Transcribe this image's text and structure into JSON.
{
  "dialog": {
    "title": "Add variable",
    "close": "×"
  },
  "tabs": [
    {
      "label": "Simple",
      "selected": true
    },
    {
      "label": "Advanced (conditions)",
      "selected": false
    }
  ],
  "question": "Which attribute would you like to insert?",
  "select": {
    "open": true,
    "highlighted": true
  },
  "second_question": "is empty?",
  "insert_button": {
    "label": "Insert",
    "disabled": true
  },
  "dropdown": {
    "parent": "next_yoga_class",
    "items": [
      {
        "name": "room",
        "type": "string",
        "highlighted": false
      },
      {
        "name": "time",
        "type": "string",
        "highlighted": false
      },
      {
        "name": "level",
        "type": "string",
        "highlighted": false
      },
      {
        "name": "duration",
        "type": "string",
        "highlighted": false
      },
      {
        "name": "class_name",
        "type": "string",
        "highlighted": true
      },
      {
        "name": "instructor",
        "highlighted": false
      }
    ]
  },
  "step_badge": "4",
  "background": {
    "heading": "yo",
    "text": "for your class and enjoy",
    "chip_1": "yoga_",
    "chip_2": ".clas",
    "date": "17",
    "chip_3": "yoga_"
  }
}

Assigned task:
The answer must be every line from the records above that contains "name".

Answer space:
        "name": "room",
        "name": "time",
        "name": "level",
        "name": "duration",
        "name": "class_name",
        "name": "instructor",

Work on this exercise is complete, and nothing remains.